I thought long and hard about this post. But the point of this blog is to give Autumn a snapshot of life in her early years. And this is a good snapshot. It's been 5 years since America was attacked. One can argue about the response (Iraq, the Patriot Act, etc), but this, to me, will one of the defining moments of this era.
By a vote of 253 to 168, Congress has passed a bill that gives the President of the United States the authority to detain any person indefinitely. It’s now perfectly legal to detain someone and said person doesn’t have the right to hear the charges, or challenge the charges. Habeas Corpus has been phased out.
The argument for giving the President these broad powers comes courtesy of the flip-side of the traditional capital punishment debate. In the capital punishment debate, it’s argued that it’s better to set nine people free than execute one innocent man. It’s the checks and balances argument. A state will do everything in its power to ensure that an innocent person isn’t killed.
In current war on terror, the argument is neatly flipped. It’s better to incarcerate ten innocent men to avoid letting one commit an act of terror. Often, at this part of the argument, images of towers coming down are invoked. This is the pre-emptive strike theory of protection. A pre-emptive strike on thought crimes.
This bill is the result of Moderate Republicans scaling it back. So bascially, Democrats had no choice to go a long with it. Admittedly, many didn’t sit quietly while the debate went on. But overall, the party sat quiet. There wasn’t an attempt to get Democrats to say no to this: My congressman, a democrat, voted for it!
So is it legal to simply ignore Habeas Corpus? You might be suprised to learn the term is actually in the US Constitution. Section One, Article Nine of the Constituation of the US states:
The privilege of the writ of Habeas Corpus shall not be suspended, unless when in cases of rebellion or invasion the public safety may require it.
"Public safety may require it". The framers left this vauge ending. Meaning, President Bush, the War President, has asked congress to ignore Section one, Article nine because he wants to protect the 'homeland'. Thus, this legislation is constitutional because it's positioned as being about public safety.
To be clear: Nothing about this so far is really a problem. Of course we want the government to do everything to protect us from Enemy Combatents. Of course there's a chance that in times of war, innocent people get caught up in it. One can be fundamentally opposed to war, and still concede that offering Habeas Corpus rights to enemy combatents on the battle field is ridiculous.
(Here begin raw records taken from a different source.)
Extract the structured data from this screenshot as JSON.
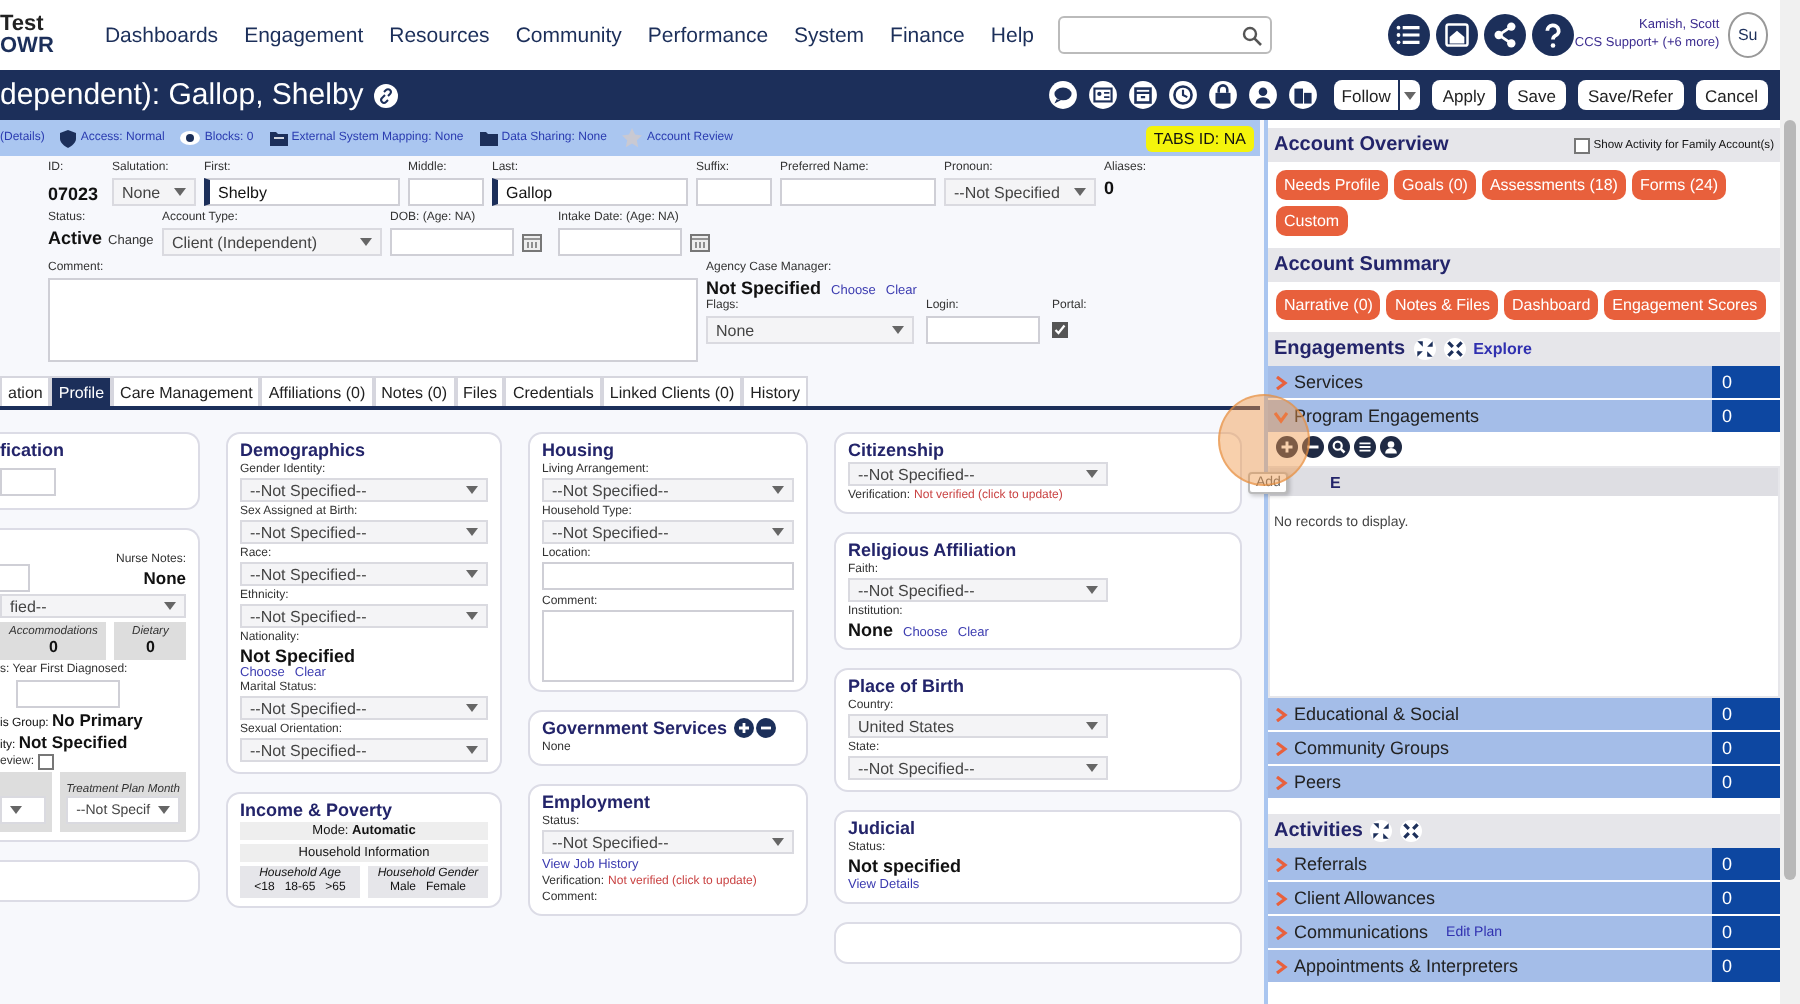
{
  "nav": {
    "logo_top": "Test",
    "logo_bottom": "OWR",
    "menu": [
      "Dashboards",
      "Engagement",
      "Resources",
      "Community",
      "Performance",
      "System",
      "Finance",
      "Help"
    ],
    "user": {
      "name": "Kamish, Scott",
      "role": "CCS Support+ (+6 more)",
      "avatar": "Su"
    }
  },
  "header": {
    "title": "dependent): Gallop, Shelby",
    "follow": "Follow",
    "buttons": [
      "Apply",
      "Save",
      "Save/Refer",
      "Cancel"
    ]
  },
  "info_bar": {
    "items": [
      "(Details)",
      "Access: Normal",
      "Blocks: 0",
      "External System Mapping: None",
      "Data Sharing: None",
      "Account Review"
    ],
    "tabs_id": "TABS ID: NA"
  },
  "client": {
    "id": {
      "label": "ID:",
      "value": "07023"
    },
    "salutation": {
      "label": "Salutation:",
      "value": "None"
    },
    "first": {
      "label": "First:",
      "value": "Shelby"
    },
    "middle": {
      "label": "Middle:"
    },
    "last": {
      "label": "Last:",
      "value": "Gallop"
    },
    "suffix": {
      "label": "Suffix:"
    },
    "preferred_name": {
      "label": "Preferred Name:"
    },
    "pronoun": {
      "label": "Pronoun:",
      "value": "--Not Specified"
    },
    "aliases": {
      "label": "Aliases:",
      "value": "0"
    },
    "status": {
      "label": "Status:",
      "value": "Active",
      "action": "Change"
    },
    "account_type": {
      "label": "Account Type:",
      "value": "Client (Independent)"
    },
    "dob": {
      "label": "DOB: (Age: NA)"
    },
    "intake_date": {
      "label": "Intake Date: (Age: NA)"
    },
    "comment": {
      "label": "Comment:"
    },
    "case_manager": {
      "label": "Agency Case Manager:",
      "value": "Not Specified",
      "links": [
        "Choose",
        "Clear"
      ]
    },
    "flags": {
      "label": "Flags:",
      "value": "None"
    },
    "login": {
      "label": "Login:"
    },
    "portal": {
      "label": "Portal:",
      "checked": true
    }
  },
  "tabs": [
    {
      "label": "ation",
      "selected": false
    },
    {
      "label": "Profile",
      "selected": true
    },
    {
      "label": "Care Management",
      "selected": false
    },
    {
      "label": "Affiliations (0)",
      "selected": false
    },
    {
      "label": "Notes (0)",
      "selected": false
    },
    {
      "label": "Files",
      "selected": false
    },
    {
      "label": "Credentials",
      "selected": false
    },
    {
      "label": "Linked Clients (0)",
      "selected": false
    },
    {
      "label": "History",
      "selected": false
    }
  ],
  "identification_card": {
    "title": "fication"
  },
  "health_card": {
    "nurse_label": "Nurse Notes:",
    "nurse_value": "None",
    "select": "fied--",
    "boxes": [
      {
        "title": "Accommodations",
        "value": "0"
      },
      {
        "title": "Dietary",
        "value": "0"
      }
    ],
    "diagnosed_label": "s:  Year First Diagnosed:",
    "group": "is Group: **No Primary**",
    "ethnicity": "ity: **Not Specified**",
    "review": {
      "label": "eview:",
      "checked": false
    },
    "plan": {
      "title": "Treatment Plan Month",
      "value": "--Not Specif"
    }
  },
  "columns": [
    [
      {
        "title": "Demographics",
        "rows": [
          {
            "kind": "label",
            "text": "Gender Identity:"
          },
          {
            "kind": "select",
            "value": "--Not Specified--"
          },
          {
            "kind": "label",
            "text": "Sex Assigned at Birth:"
          },
          {
            "kind": "select",
            "value": "--Not Specified--"
          },
          {
            "kind": "label",
            "text": "Race:"
          },
          {
            "kind": "select",
            "value": "--Not Specified--"
          },
          {
            "kind": "label",
            "text": "Ethnicity:"
          },
          {
            "kind": "select",
            "value": "--Not Specified--"
          },
          {
            "kind": "label",
            "text": "Nationality:"
          },
          {
            "kind": "value",
            "text": "Not Specified"
          },
          {
            "kind": "links",
            "items": [
              "Choose",
              "Clear"
            ]
          },
          {
            "kind": "label",
            "text": "Marital Status:"
          },
          {
            "kind": "select",
            "value": "--Not Specified--"
          },
          {
            "kind": "label",
            "text": "Sexual Orientation:"
          },
          {
            "kind": "select",
            "value": "--Not Specified--"
          }
        ]
      },
      {
        "title": "Income & Poverty",
        "rows": [
          {
            "kind": "band",
            "text": "Mode: **Automatic**"
          },
          {
            "kind": "band",
            "text": "Household Information"
          },
          {
            "kind": "household",
            "groups": [
              {
                "title": "Household Age",
                "cols": [
                  "<18",
                  "18-65",
                  ">65"
                ]
              },
              {
                "title": "Household Gender",
                "cols": [
                  "Male",
                  "Female"
                ]
              }
            ]
          }
        ]
      }
    ],
    [
      {
        "title": "Housing",
        "rows": [
          {
            "kind": "label",
            "text": "Living Arrangement:"
          },
          {
            "kind": "select",
            "value": "--Not Specified--"
          },
          {
            "kind": "label",
            "text": "Household Type:"
          },
          {
            "kind": "select",
            "value": "--Not Specified--"
          },
          {
            "kind": "label",
            "text": "Location:"
          },
          {
            "kind": "input"
          },
          {
            "kind": "label",
            "text": "Comment:"
          },
          {
            "kind": "textarea"
          }
        ]
      },
      {
        "title": "Government Services",
        "add_remove": true,
        "rows": [
          {
            "kind": "note",
            "text": "None"
          }
        ]
      },
      {
        "title": "Employment",
        "rows": [
          {
            "kind": "label",
            "text": "Status:"
          },
          {
            "kind": "select",
            "value": "--Not Specified--"
          },
          {
            "kind": "link",
            "text": "View Job History"
          },
          {
            "kind": "verification",
            "label": "Verification:",
            "text": "Not verified (click to update)"
          },
          {
            "kind": "label",
            "text": "Comment:"
          }
        ]
      }
    ],
    [
      {
        "title": "Citizenship",
        "rows": [
          {
            "kind": "select",
            "value": "--Not Specified--"
          },
          {
            "kind": "verification",
            "label": "Verification:",
            "text": "Not verified (click to update)"
          }
        ]
      },
      {
        "title": "Religious Affiliation",
        "rows": [
          {
            "kind": "label",
            "text": "Faith:"
          },
          {
            "kind": "select",
            "value": "--Not Specified--"
          },
          {
            "kind": "label",
            "text": "Institution:"
          },
          {
            "kind": "value_links",
            "text": "None",
            "items": [
              "Choose",
              "Clear"
            ]
          }
        ]
      },
      {
        "title": "Place of Birth",
        "rows": [
          {
            "kind": "label",
            "text": "Country:"
          },
          {
            "kind": "select",
            "value": "United States"
          },
          {
            "kind": "label",
            "text": "State:"
          },
          {
            "kind": "select",
            "value": "--Not Specified--"
          }
        ]
      },
      {
        "title": "Judicial",
        "rows": [
          {
            "kind": "label",
            "text": "Status:"
          },
          {
            "kind": "value",
            "text": "Not specified"
          },
          {
            "kind": "link",
            "text": "View Details"
          }
        ]
      }
    ]
  ],
  "account_overview": {
    "title": "Account Overview",
    "family": {
      "label": "Show Activity for Family Account(s)",
      "checked": false
    },
    "buttons": [
      "Needs Profile",
      "Goals (0)",
      "Assessments (18)",
      "Forms (24)",
      "Custom"
    ]
  },
  "account_summary": {
    "title": "Account Summary",
    "buttons": [
      "Narrative (0)",
      "Notes & Files",
      "Dashboard",
      "Engagement Scores"
    ]
  },
  "engagements": {
    "title": "Engagements",
    "explore": "Explore",
    "rows": [
      {
        "label": "Services",
        "count": "0",
        "expanded": false
      },
      {
        "label": "Program Engagements",
        "count": "0",
        "expanded": true,
        "grid": {
          "column": "E",
          "empty": "No records to display.",
          "tooltip": "Add"
        }
      },
      {
        "label": "Educational & Social",
        "count": "0",
        "expanded": false
      },
      {
        "label": "Community Groups",
        "count": "0",
        "expanded": false
      },
      {
        "label": "Peers",
        "count": "0",
        "expanded": false
      }
    ]
  },
  "activities": {
    "title": "Activities",
    "rows": [
      {
        "label": "Referrals",
        "count": "0",
        "expanded": false
      },
      {
        "label": "Client Allowances",
        "count": "0",
        "expanded": false
      },
      {
        "label": "Communications",
        "link": "Edit Plan",
        "count": "0",
        "expanded": false
      },
      {
        "label": "Appointments & Interpreters",
        "count": "0",
        "expanded": false
      }
    ]
  }
}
Where this legislation gets scary is in the wording of an enemy combatent. Because the President is now allowed to define who is an enemy combatent. And he is able to define them based on the following: People on the battlefield, and people who purposefully and materially supported hostilities against the United States.
Again, nothing crazy about the first one, really. If soldiers catch a guy who is shooting at them, then it's fairly clear they are an enemy combatent.
But it's the second category that puts the slippery into slippery slope. If someone is thought to be supporting hostilities, and they are detained, they don’t have the right to prove that aren’t supporting hostilities. A person has already been charged with 'aiding terrorists' for selling a satellite dish that included the Hezbollah network.
This is the war on terror. This is Freedom isn’t Free. This is you're for it, or you're for helping the terrorists. And these days, if you're given the 'helping the terrorists' label, the US Government is legally allowed to detain you. Oh, and torture you.
Did you just get a chill?